Why Can't The Plane Simply Fly Lower?

You may ask yourself, why can't the plane simply fly lower to avoid the hassle of creating perfect aircraft cabin pressure ? While airplanes can certainly fly below 10,000 feet where the atmospheric pressure is ideal, there are some operational drawbacks to doing this for an entire flight. For one, there are many mountain ranges that are higher than 10,000 feet. In addition to this, most bad weather can be found at lower altitudes, so pilots typically want to avoid this. And in terms of efficiency, turbofan engines are extremely inefficient when used at lower altitudes and ground speeds. 

How Can Aircraft Pressurization Be Tested?

To ensure an airplane is safely pressurized prior to a flight, you'll need to test the pressure. To do this, make sure to use the proper airplane cabin pressure testing equipment. These pieces of equipment are vital players in your GSE fleet and help to maintain the safety standards for any airplane coming to or leaving your airport. The following are just a few of the cabin pressure testing equipment options available from Tronair. 
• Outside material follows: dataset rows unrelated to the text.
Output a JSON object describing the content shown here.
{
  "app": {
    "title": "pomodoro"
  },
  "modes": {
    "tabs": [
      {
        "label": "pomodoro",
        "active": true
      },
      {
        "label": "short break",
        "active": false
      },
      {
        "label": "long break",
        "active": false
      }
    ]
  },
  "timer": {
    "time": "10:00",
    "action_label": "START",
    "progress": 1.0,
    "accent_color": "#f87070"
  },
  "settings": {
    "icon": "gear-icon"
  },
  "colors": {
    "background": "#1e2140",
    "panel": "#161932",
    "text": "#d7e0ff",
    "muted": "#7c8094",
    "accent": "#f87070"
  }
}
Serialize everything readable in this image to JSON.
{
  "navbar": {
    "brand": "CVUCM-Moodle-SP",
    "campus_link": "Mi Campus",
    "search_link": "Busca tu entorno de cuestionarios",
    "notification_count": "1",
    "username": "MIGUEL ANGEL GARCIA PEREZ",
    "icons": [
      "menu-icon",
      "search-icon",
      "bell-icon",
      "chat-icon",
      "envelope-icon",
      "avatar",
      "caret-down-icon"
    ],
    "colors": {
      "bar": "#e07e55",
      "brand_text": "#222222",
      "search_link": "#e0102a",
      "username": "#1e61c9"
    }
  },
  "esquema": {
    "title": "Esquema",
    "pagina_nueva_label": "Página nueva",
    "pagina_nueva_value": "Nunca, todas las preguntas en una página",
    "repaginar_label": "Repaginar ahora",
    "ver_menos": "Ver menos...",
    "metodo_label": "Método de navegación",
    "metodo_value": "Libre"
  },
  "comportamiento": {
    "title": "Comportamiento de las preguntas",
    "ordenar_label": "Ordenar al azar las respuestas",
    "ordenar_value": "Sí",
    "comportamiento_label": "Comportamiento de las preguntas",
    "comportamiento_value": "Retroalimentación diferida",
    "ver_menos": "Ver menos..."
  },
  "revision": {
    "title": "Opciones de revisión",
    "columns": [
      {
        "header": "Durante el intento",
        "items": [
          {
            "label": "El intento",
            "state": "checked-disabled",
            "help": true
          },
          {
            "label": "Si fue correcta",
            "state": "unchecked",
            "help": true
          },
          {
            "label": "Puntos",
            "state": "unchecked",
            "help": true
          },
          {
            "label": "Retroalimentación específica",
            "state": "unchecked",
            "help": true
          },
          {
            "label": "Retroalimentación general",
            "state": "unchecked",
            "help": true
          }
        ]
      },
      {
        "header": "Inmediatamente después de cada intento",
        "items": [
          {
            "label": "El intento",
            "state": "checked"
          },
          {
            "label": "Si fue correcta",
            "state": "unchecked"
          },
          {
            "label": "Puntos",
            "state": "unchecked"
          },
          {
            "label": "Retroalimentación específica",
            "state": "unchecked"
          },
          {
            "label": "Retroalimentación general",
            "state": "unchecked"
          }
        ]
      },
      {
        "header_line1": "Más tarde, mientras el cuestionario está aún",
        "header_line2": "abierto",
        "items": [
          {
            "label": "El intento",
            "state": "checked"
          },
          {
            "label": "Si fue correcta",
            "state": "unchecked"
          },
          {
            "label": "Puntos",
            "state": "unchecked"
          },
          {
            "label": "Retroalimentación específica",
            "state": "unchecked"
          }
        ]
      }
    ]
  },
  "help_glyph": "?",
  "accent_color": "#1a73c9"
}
  • - A leak fluid dispenser can detect if air is escaping when the cabin is pressurized. 
  • - A cabin pressure test unit (also available as a portable unit), in addition to checking for leaks, can test the pressurization components of the airplane, such as the outflow valves, gauges and door seals. 

Let Tronair Help Find the Aircraft Cabin Pressure Testing Equipment for Your Needs

At Tronair, we work tirelessly to offer our customers a diverse and unparalleled selection of GSE products. We understand how important safety is when it comes to aircraft pressurization and air travel overall — it's why we create testing equipment you can count on. Shop our high-quality selection of cabin pressure testing equipment, leak fluid dispensers and more. Have a question or need a quote? Our customer service department and sales team are here to help with any questions you may have regarding our extensive range of products. Contact us today.

Related Articles

aircraft gauges servicing GUIDE TO RECALIBRATING AIRCRAFT SERVICING GAUGES From small regional airports to massive airline hubs, service cart gauge calibration regulations are often necessary, especially when servicing nitrogen and oxygen carts. We're explaining why recalibrating aircraft servicing gauges is so important and how to establish servicing unit calibration standards for employees.
aircraft corrosion GUIDE TO INSPECTING AND PREVENTING TYPES OF AIRCRAFT CORROSION Aircraft corrosion is an ongoing challenge for aircraft owners. It can deteriorate the structure of the aricraft and parts, often leading to dangerous hazards and expensive repairs. What's more, there's no real way to reverse corrosion once it sets in. And if left untreated, it can make an aircraft virtually inoperable in just a matter of years.
aircraft towbar in use HOW AN AIRPORT GROUND CREW CAN PREPARE FOR SERIOUS STORMS The aviation industry is heavily reliant on the weather. While aircraft can function in most environments and situations, some weather conditions pose a real threat to the safety of passengers, airport ground crew and aircraft ground support equipment (GSE). Thunderstorms, in particular, are some of the most dangerous situations in aviation. From powerful wind gusts to lightning accidents, serious storms can have a severe weather impact on air transport operations. Here's what to watch out for and how to prepare when hazardous storms roll in.
GSA Approved logo
Stay Connected
All content on this website subject to terms and conditions
© 2024 - Tronair
Take our survey for a chance to win.